Environmental and Nutritional Tips to Improve Your Family’s Health
This feature highlights reports, studies, and feedback from families on efforts that can make a positive impact in our quest for health. We invite you to share material with us that you think would be of interest to our readers.
Topics featured in this article:
- Think Twice about Toddlers and Tablets
- FDA Taking a Look at ‘Antibacterial’ Soap
- Functional Impairment in Electrohypersensitivity
- Large Scale Studies on Vitamin Supplements are Flawed
- Cheerios are Now GMO-Free
- Are Pesticides in Drinking Water Making People More Allergic?
- A Parent Pursues a Dental Appliance for Persistent Tics
1) Think Twice about Toddlers and Tablets
Daniel Amen, MD, warns that too much screen time for babies and toddlers, especially touch screens, is delaying the development of fine motor skills and muscle strength. Amen points out that the American Academy of Pediatrics advises children under 2 should avoid all digital devices. The position paper by the American Academy of Pediatrics is here.

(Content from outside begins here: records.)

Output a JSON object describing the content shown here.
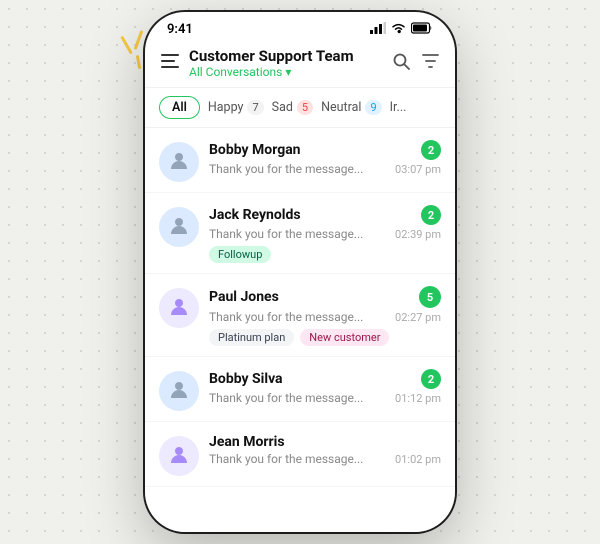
{
  "decorative": {
    "lines_label": "decorative lines"
  },
  "status_bar": {
    "time": "9:41",
    "signal": "▲▲▲",
    "wifi": "wifi",
    "battery": "battery"
  },
  "header": {
    "title": "Customer Support Team",
    "subtitle": "All Conversations",
    "subtitle_chevron": "▾",
    "search_icon": "search",
    "filter_icon": "filter"
  },
  "tabs": [
    {
      "label": "All",
      "active": true,
      "badge": null,
      "badge_type": ""
    },
    {
      "label": "Happy",
      "active": false,
      "badge": "7",
      "badge_type": ""
    },
    {
      "label": "Sad",
      "active": false,
      "badge": "5",
      "badge_type": "sad"
    },
    {
      "label": "Neutral",
      "active": false,
      "badge": "9",
      "badge_type": "neutral"
    },
    {
      "label": "Ir...",
      "active": false,
      "badge": null,
      "badge_type": ""
    }
  ],
  "conversations": [
    {
      "name": "Bobby Morgan",
      "preview": "Thank you for the message...",
      "time": "03:07 pm",
      "badge": "2",
      "avatar_type": "blue",
      "tags": []
    },
    {
      "name": "Jack Reynolds",
      "preview": "Thank you for the message...",
      "time": "02:39 pm",
      "badge": "2",
      "avatar_type": "blue",
      "tags": [
        {
          "label": "Followup",
          "type": "followup"
        }
      ]
    },
    {
      "name": "Paul Jones",
      "preview": "Thank you for the message...",
      "time": "02:27 pm",
      "badge": "5",
      "avatar_type": "purple",
      "tags": [
        {
          "label": "Platinum plan",
          "type": "platinum"
        },
        {
          "label": "New customer",
          "type": "new-customer"
        }
      ]
    },
    {
      "name": "Bobby Silva",
      "preview": "Thank you for the message...",
      "time": "01:12 pm",
      "badge": "2",
      "avatar_type": "blue",
      "tags": []
    },
    {
      "name": "Jean Morris",
      "preview": "Thank you for the message...",
      "time": "01:02 pm",
      "badge": null,
      "avatar_type": "purple",
      "tags": []
    }
  ]
}
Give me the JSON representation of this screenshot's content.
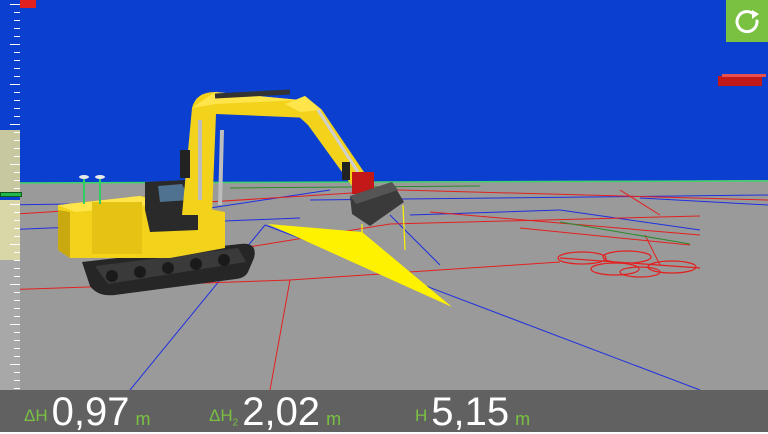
{
  "readouts": [
    {
      "label_main": "ΔH",
      "label_sub": "",
      "value": "0,97",
      "unit": "m"
    },
    {
      "label_main": "ΔH",
      "label_sub": "2",
      "value": "2,02",
      "unit": "m"
    },
    {
      "label_main": "H",
      "label_sub": "",
      "value": "5,15",
      "unit": "m"
    }
  ],
  "icons": {
    "reset": "refresh-icon"
  },
  "colors": {
    "sky": "#0a3fd0",
    "ground": "#9a9a9a",
    "machine": "#f2d21b",
    "accent_green": "#7ac142",
    "bar": "#616161",
    "design_line_red": "#e32020",
    "grid_blue": "#1f2fe0"
  }
}
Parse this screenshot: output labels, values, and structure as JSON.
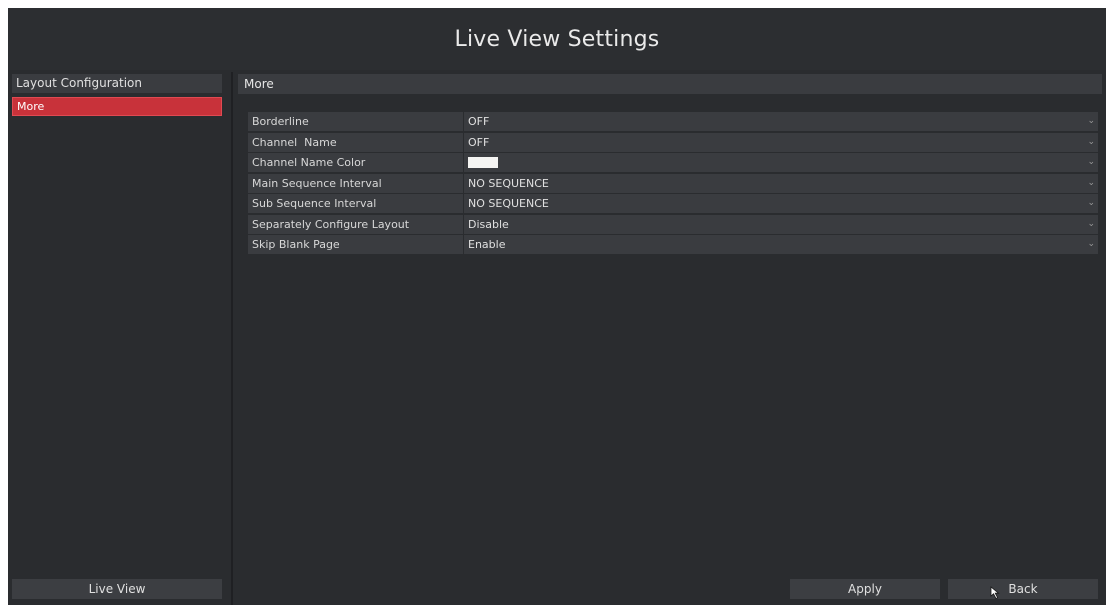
{
  "title": "Live View Settings",
  "sidebar": {
    "header": "Layout Configuration",
    "items": [
      {
        "label": "More",
        "selected": true
      }
    ],
    "live_view_button": "Live View"
  },
  "main": {
    "header": "More",
    "settings": [
      {
        "label": "Borderline",
        "value": "OFF"
      },
      {
        "label": "Channel  Name",
        "value": "OFF"
      },
      {
        "label": "Channel Name Color",
        "value": "",
        "swatch_color": "#f4f4f2"
      },
      {
        "label": "Main Sequence Interval",
        "value": "NO SEQUENCE"
      },
      {
        "label": "Sub Sequence Interval",
        "value": "NO SEQUENCE"
      },
      {
        "label": "Separately Configure Layout",
        "value": "Disable"
      },
      {
        "label": "Skip Blank Page",
        "value": "Enable"
      }
    ]
  },
  "footer": {
    "apply_label": "Apply",
    "back_label": "Back"
  },
  "colors": {
    "background": "#2a2c2f",
    "selected": "#c8323a",
    "row_bg": "#3a3c40"
  },
  "icons": {
    "dropdown": "chevron-down-icon",
    "pointer": "mouse-cursor-icon"
  }
}
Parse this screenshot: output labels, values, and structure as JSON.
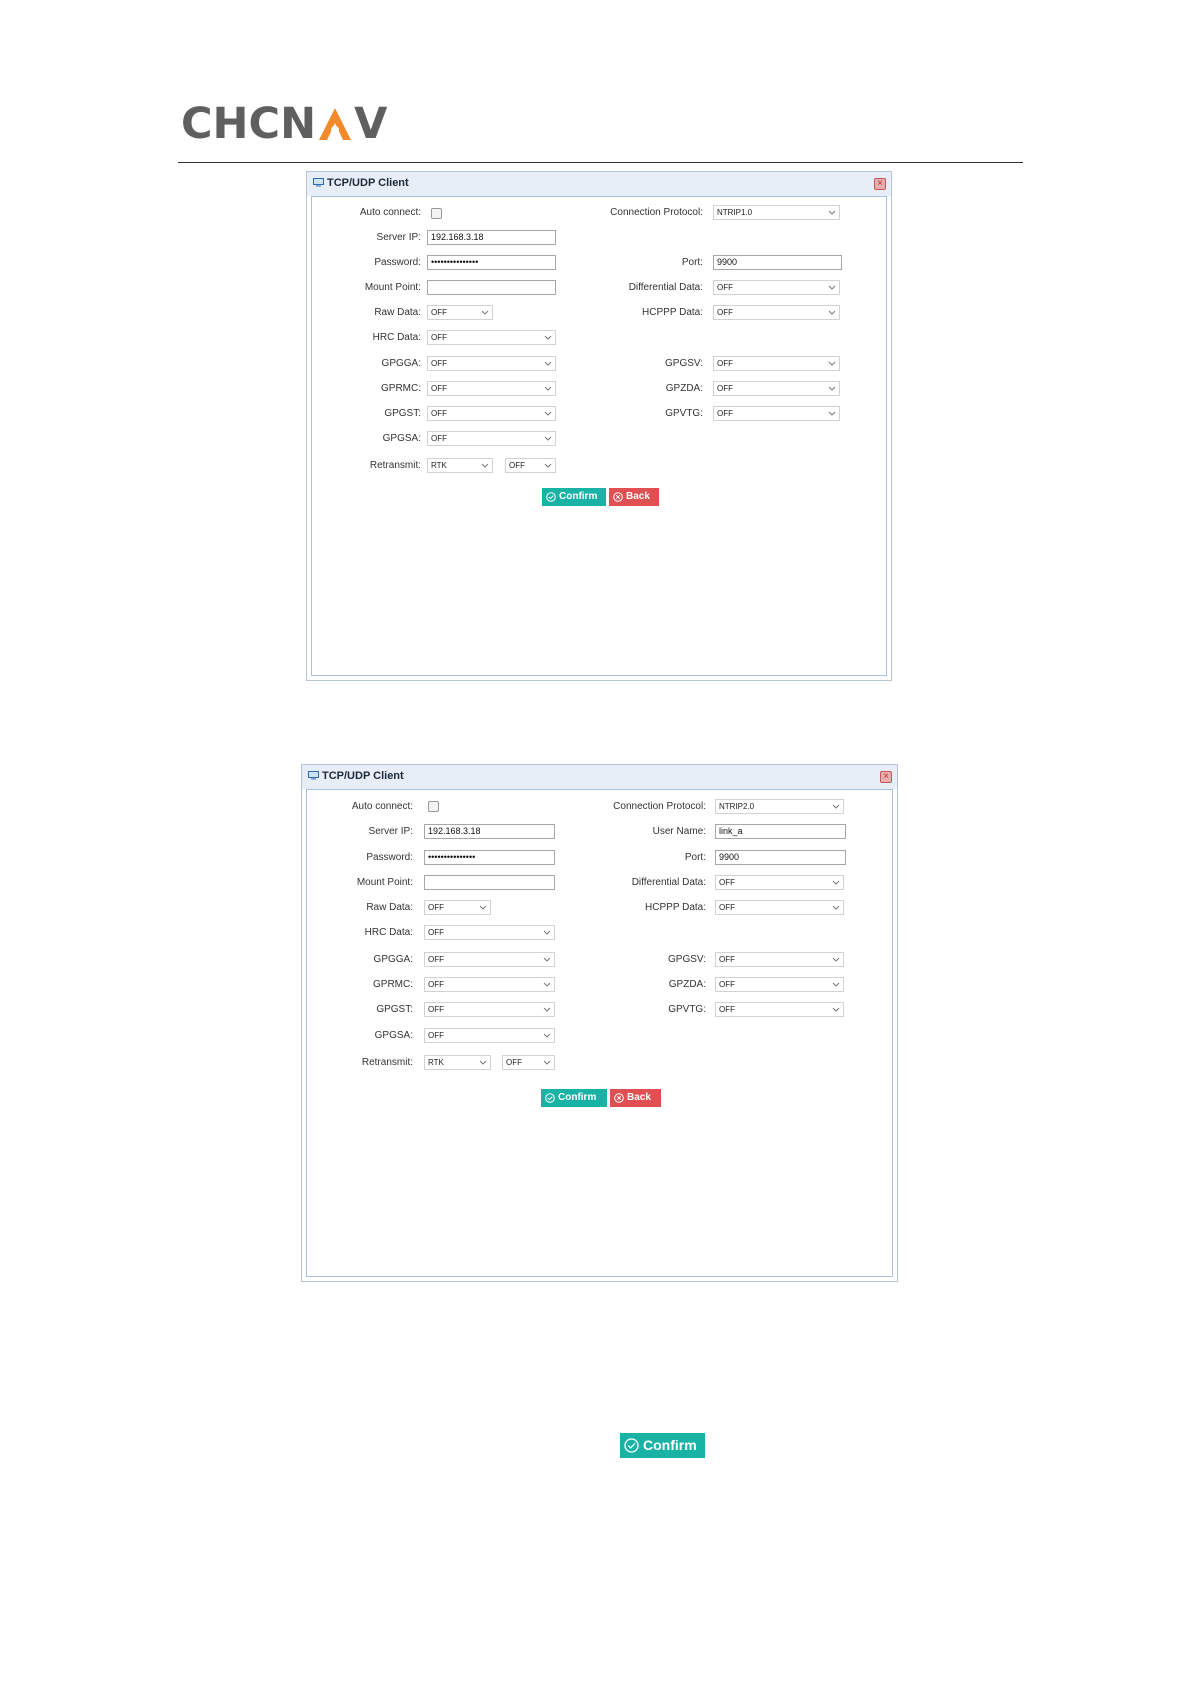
{
  "logo": {
    "left": "CHCN",
    "right": "V",
    "accent": "#f08a2a"
  },
  "dialog1": {
    "title": "TCP/UDP Client",
    "auto_connect_label": "Auto connect:",
    "server_ip_label": "Server IP:",
    "server_ip": "192.168.3.18",
    "password_label": "Password:",
    "password": "•••••••••••••••",
    "mount_point_label": "Mount Point:",
    "mount_point": "",
    "raw_data_label": "Raw Data:",
    "raw_data": "OFF",
    "hrc_data_label": "HRC Data:",
    "hrc_data": "OFF",
    "gpgga_label": "GPGGA:",
    "gpgga": "OFF",
    "gprmc_label": "GPRMC:",
    "gprmc": "OFF",
    "gpgst_label": "GPGST:",
    "gpgst": "OFF",
    "gpgsa_label": "GPGSA:",
    "gpgsa": "OFF",
    "retransmit_label": "Retransmit:",
    "retransmit_1": "RTK",
    "retransmit_2": "OFF",
    "protocol_label": "Connection Protocol:",
    "protocol": "NTRIP1.0",
    "port_label": "Port:",
    "port": "9900",
    "diff_label": "Differential Data:",
    "diff": "OFF",
    "hcppp_label": "HCPPP Data:",
    "hcppp": "OFF",
    "gpgsv_label": "GPGSV:",
    "gpgsv": "OFF",
    "gpzda_label": "GPZDA:",
    "gpzda": "OFF",
    "gpvtg_label": "GPVTG:",
    "gpvtg": "OFF",
    "confirm": "Confirm",
    "back": "Back"
  },
  "dialog2": {
    "title": "TCP/UDP Client",
    "auto_connect_label": "Auto connect:",
    "server_ip_label": "Server IP:",
    "server_ip": "192.168.3.18",
    "password_label": "Password:",
    "password": "•••••••••••••••",
    "mount_point_label": "Mount Point:",
    "mount_point": "",
    "raw_data_label": "Raw Data:",
    "raw_data": "OFF",
    "hrc_data_label": "HRC Data:",
    "hrc_data": "OFF",
    "gpgga_label": "GPGGA:",
    "gpgga": "OFF",
    "gprmc_label": "GPRMC:",
    "gprmc": "OFF",
    "gpgst_label": "GPGST:",
    "gpgst": "OFF",
    "gpgsa_label": "GPGSA:",
    "gpgsa": "OFF",
    "retransmit_label": "Retransmit:",
    "retransmit_1": "RTK",
    "retransmit_2": "OFF",
    "protocol_label": "Connection Protocol:",
    "protocol": "NTRIP2.0",
    "user_name_label": "User Name:",
    "user_name": "link_a",
    "port_label": "Port:",
    "port": "9900",
    "diff_label": "Differential Data:",
    "diff": "OFF",
    "hcppp_label": "HCPPP Data:",
    "hcppp": "OFF",
    "gpgsv_label": "GPGSV:",
    "gpgsv": "OFF",
    "gpzda_label": "GPZDA:",
    "gpzda": "OFF",
    "gpvtg_label": "GPVTG:",
    "gpvtg": "OFF",
    "confirm": "Confirm",
    "back": "Back"
  },
  "confirm_button": "Confirm"
}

2) FDA Taking a Look at ‘Antibacterial’ Soap
According to the FDA, every day, consumers use antibacterial soaps and body washes at home, work, school and in other public settings. Especially because so many consumers use them, FDA believes that there should be clearly demonstrated benefits to balance potential risks. In fact, there currently is no evidence that over-the-counter (OTC) antibacterial soap products are any more effective at preventing illness than washing with plain soap and water. Antibacterial soap products contain chemical ingredients, such as triclosan and triclocarban, which may carry unnecessary risks given that their benefits are unproven. The Environmental Working Group says triclosan is linked to liver and inhalation toxicity, and low levels of triclosan may disrupt thyroid function.
There are indications that certain ingredients in these soaps may contribute to bacterial resistance to antibiotics, and may have unanticipated hormonal effects that are of concern to FDA. See the FDA press release.
3) Functional Impairment in Electrohypersensitivity
Sweden recognizes electrohypersensitivity as a functional impairment. Olle Johansson of the Department of Neuroscience, Karolinska Institute in Stockholm answers questions in this video on how people recognize they are hypersensitive to electromagnetic radiation, what can be done about it, how many are affected, and more. He notes that in Sweden is not considered a disease, but rather a disability that allows for certain benefits. Click to watch the video: